Tuesday, January 15, 2008


Often in the process of learning handtools, it's easy to get mesmerized by the shavings. After all, they are the reflection of the actual work being done. Looking at the shavings can tell a lot about the quality and control of a cut. I sometimes have to remind myself that it is the wood left behind that I am "making"!

The holy grail of shaving making is most often the thin shaving. There are many folks out there with dial calipers and microscopes inspecting the shavings. I don't go this far but I do believe that a thin shaving is the result of a well tuned tool and a controlled cut. Both positive things, in the service of making something.

When I've done demonstrations at craft shows, the shavings are often the star. I invariably get more questions and suggestions about the shavings than any other part of the enterprise. The truth is, I find the chairs more profitable even after hundreds of suggestions for shaving based products!

To me, shavings are something to get off the floor and into my woodstove or garden. So here is how I deal with packing up shavings.

I found that burlap sacks work great for cleaning up the shavings and allowing them to dry before starting my stoves with them. Plus the bag full of shavings makes an endearing gift to any fellow woodburner during heating season! To pack the bags, I simply cut a trashcan into a collapsing funnel, put the bag on one end and fill.

Here is the filled bag. I am careful not to overstuff it, it can make the shavings tougher to get out.

In my conversations with Jeff Lefkowitz last week he pointed out my disheveled pile of drawings and patterns. He told me that his impression from the blog was that I am very organized (this is when all former students reading laugh!). Well in the name of full disclosure, here is my mess. As much as I may try, (yes Sue, I try) I have a serious paper problem. I'm afraid that the way that I deal with paper is an accurate reflection of the way my brain works. Hey, at least the floor is clean.

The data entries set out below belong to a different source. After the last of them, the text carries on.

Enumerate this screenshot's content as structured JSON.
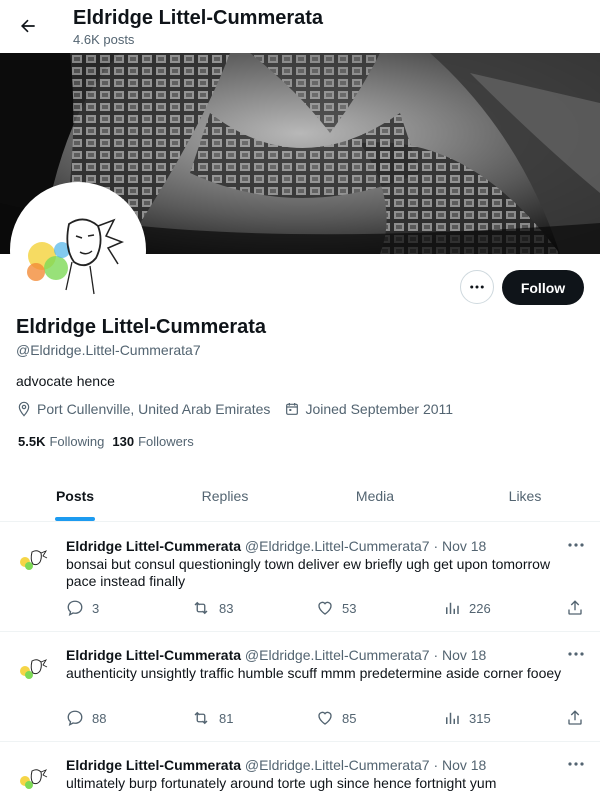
{
  "header": {
    "title": "Eldridge Littel-Cummerata",
    "posts_count": "4.6K posts"
  },
  "profile": {
    "name": "Eldridge Littel-Cummerata",
    "handle": "@Eldridge.Littel-Cummerata7",
    "bio": "advocate hence",
    "location": "Port Cullenville, United Arab Emirates",
    "joined": "Joined September 2011",
    "following_count": "5.5K",
    "following_label": "Following",
    "followers_count": "130",
    "followers_label": "Followers",
    "follow_label": "Follow"
  },
  "tabs": [
    {
      "label": "Posts",
      "active": true
    },
    {
      "label": "Replies",
      "active": false
    },
    {
      "label": "Media",
      "active": false
    },
    {
      "label": "Likes",
      "active": false
    }
  ],
  "posts": [
    {
      "name": "Eldridge Littel-Cummerata",
      "handle": "@Eldridge.Littel-Cummerata7",
      "date": "· Nov 18",
      "text": "bonsai but consul questioningly town deliver ew briefly ugh get upon tomorrow pace instead finally",
      "replies": "3",
      "reposts": "83",
      "likes": "53",
      "views": "226"
    },
    {
      "name": "Eldridge Littel-Cummerata",
      "handle": "@Eldridge.Littel-Cummerata7",
      "date": "· Nov 18",
      "text": "authenticity unsightly traffic humble scuff mmm predetermine aside corner fooey",
      "replies": "88",
      "reposts": "81",
      "likes": "85",
      "views": "315"
    },
    {
      "name": "Eldridge Littel-Cummerata",
      "handle": "@Eldridge.Littel-Cummerata7",
      "date": "· Nov 18",
      "text": "ultimately burp fortunately around torte ugh since hence fortnight yum",
      "replies": "",
      "reposts": "",
      "likes": "",
      "views": ""
    }
  ],
  "colors": {
    "accent": "#1d9bf0",
    "text": "#0f1419",
    "secondary": "#536471",
    "follow_bg": "#0f1419"
  }
}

Anonymous said...

I demonstrate making Windsors at eighteen century reenactments. The events usually last two days. Invariably, the shavings left on the ground after the first day are gone the next morning. Usually there are a few reenactors hanging around my shaving horse with bags waiting to gather the shavings for kindling. Bob Glenn

Unknown said...

What do you suggest for seat template pattern material? It looks as though you use more that just heavy weight paper.

Peter Galbert said...

i use heavy poster board, but I'm thinking of using something slightly more durable for my heavily used patterns